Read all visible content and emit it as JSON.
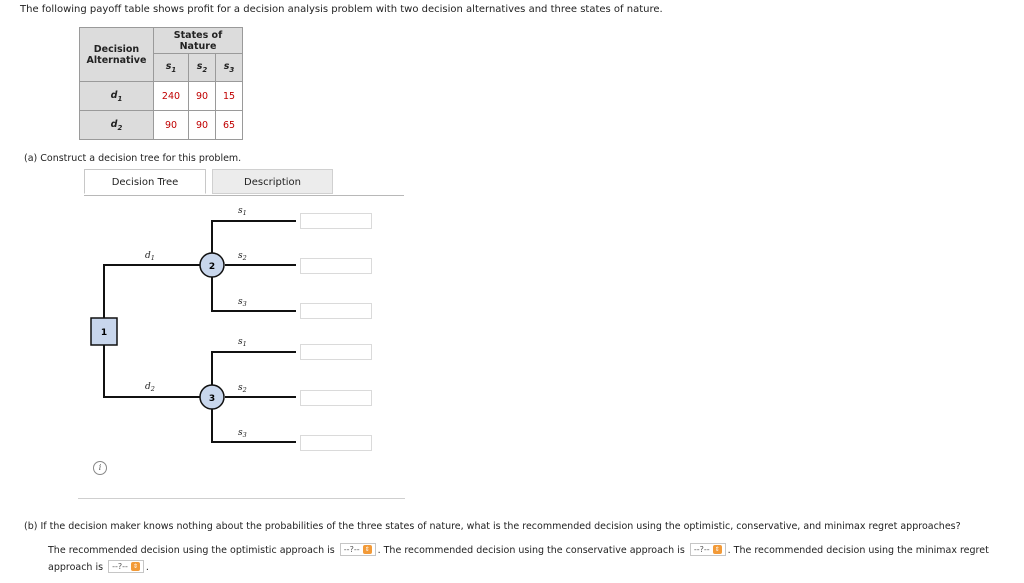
{
  "intro": "The following payoff table shows profit for a decision analysis problem with two decision alternatives and three states of nature.",
  "table": {
    "decision_header_line1": "Decision",
    "decision_header_line2": "Alternative",
    "states_header": "States of Nature",
    "states": [
      {
        "sym": "s",
        "sub": "1"
      },
      {
        "sym": "s",
        "sub": "2"
      },
      {
        "sym": "s",
        "sub": "3"
      }
    ],
    "rows": [
      {
        "sym": "d",
        "sub": "1",
        "values": [
          "240",
          "90",
          "15"
        ]
      },
      {
        "sym": "d",
        "sub": "2",
        "values": [
          "90",
          "90",
          "65"
        ]
      }
    ]
  },
  "part_a": "(a)   Construct a decision tree for this problem.",
  "tabs": [
    "Decision Tree",
    "Description"
  ],
  "tree": {
    "node1": "1",
    "node2": "2",
    "node3": "3",
    "branch_d1": {
      "sym": "d",
      "sub": "1"
    },
    "branch_d2": {
      "sym": "d",
      "sub": "2"
    },
    "node2_branches": [
      {
        "sym": "s",
        "sub": "1"
      },
      {
        "sym": "s",
        "sub": "2"
      },
      {
        "sym": "s",
        "sub": "3"
      }
    ],
    "node3_branches": [
      {
        "sym": "s",
        "sub": "1"
      },
      {
        "sym": "s",
        "sub": "2"
      },
      {
        "sym": "s",
        "sub": "3"
      }
    ]
  },
  "info_icon": "i",
  "part_b": "(b)   If the decision maker knows nothing about the probabilities of the three states of nature, what is the recommended decision using the optimistic, conservative, and minimax regret approaches?",
  "answers": {
    "optimistic_text": "The recommended decision using the optimistic approach is",
    "conservative_text": ". The recommended decision using the conservative approach is",
    "minimax_text": ". The recommended decision using the minimax regret approach is",
    "select_placeholder": "--?--",
    "end": "."
  },
  "colors": {
    "values": "#c00000",
    "node_fill": "#c8d6ec",
    "header_bg": "#dcdcdc",
    "select_arrow": "#f29a38"
  }
}
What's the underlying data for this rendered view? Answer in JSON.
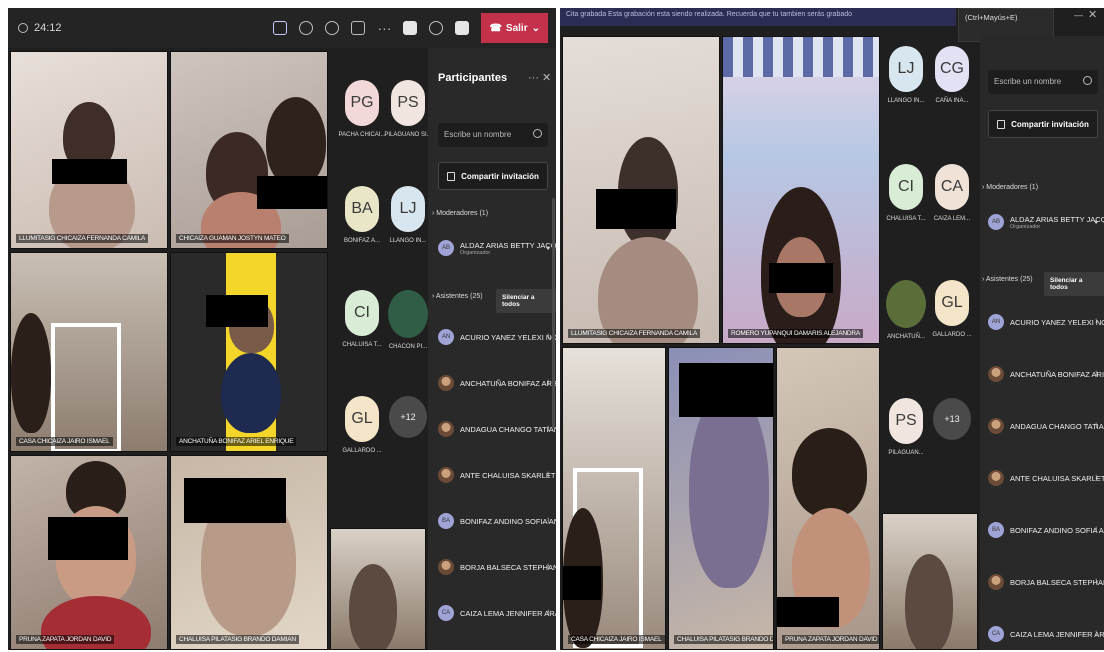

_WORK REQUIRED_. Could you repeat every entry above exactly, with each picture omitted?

_REPLY TO THE TASK_.
Read all visible content and emit it as JSON.
{
  "intro": "The following payoff table shows profit for a decision analysis problem with two decision alternatives and three states of nature.",
  "table": {
    "decision_header_line1": "Decision",
    "decision_header_line2": "Alternative",
    "states_header": "States of Nature",
    "states": [
      {
        "sym": "s",
        "sub": "1"
      },
      {
        "sym": "s",
        "sub": "2"
      },
      {
        "sym": "s",
        "sub": "3"
      }
    ],
    "rows": [
      {
        "sym": "d",
        "sub": "1",
        "values": [
          "240",
          "90",
          "15"
        ]
      },
      {
        "sym": "d",
        "sub": "2",
        "values": [
          "90",
          "90",
          "65"
        ]
      }
    ]
  },
  "part_a": "(a)   Construct a decision tree for this problem.",
  "tabs": [
    "Decision Tree",
    "Description"
  ],
  "tree": {
    "node1": "1",
    "node2": "2",
    "node3": "3",
    "branch_d1": {
      "sym": "d",
      "sub": "1"
    },
    "branch_d2": {
      "sym": "d",
      "sub": "2"
    },
    "node2_branches": [
      {
        "sym": "s",
        "sub": "1"
      },
      {
        "sym": "s",
        "sub": "2"
      },
      {
        "sym": "s",
        "sub": "3"
      }
    ],
    "node3_branches": [
      {
        "sym": "s",
        "sub": "1"
      },
      {
        "sym": "s",
        "sub": "2"
      },
      {
        "sym": "s",
        "sub": "3"
      }
    ]
  },
  "info_icon": "i",
  "part_b": "(b)   If the decision maker knows nothing about the probabilities of the three states of nature, what is the recommended decision using the optimistic, conservative, and minimax regret approaches?",
  "answers": {
    "optimistic_text": "The recommended decision using the optimistic approach is",
    "conservative_text": ". The recommended decision using the conservative approach is",
    "minimax_text": ". The recommended decision using the minimax regret approach is",
    "select_placeholder": "--?--",
    "end": "."
  },
  "colors": {
    "values": "#c00000",
    "node_fill": "#c8d6ec",
    "header_bg": "#dcdcdc",
    "select_arrow": "#f29a38"
  }
}
What's the underlying data for this rendered view? Answer in JSON.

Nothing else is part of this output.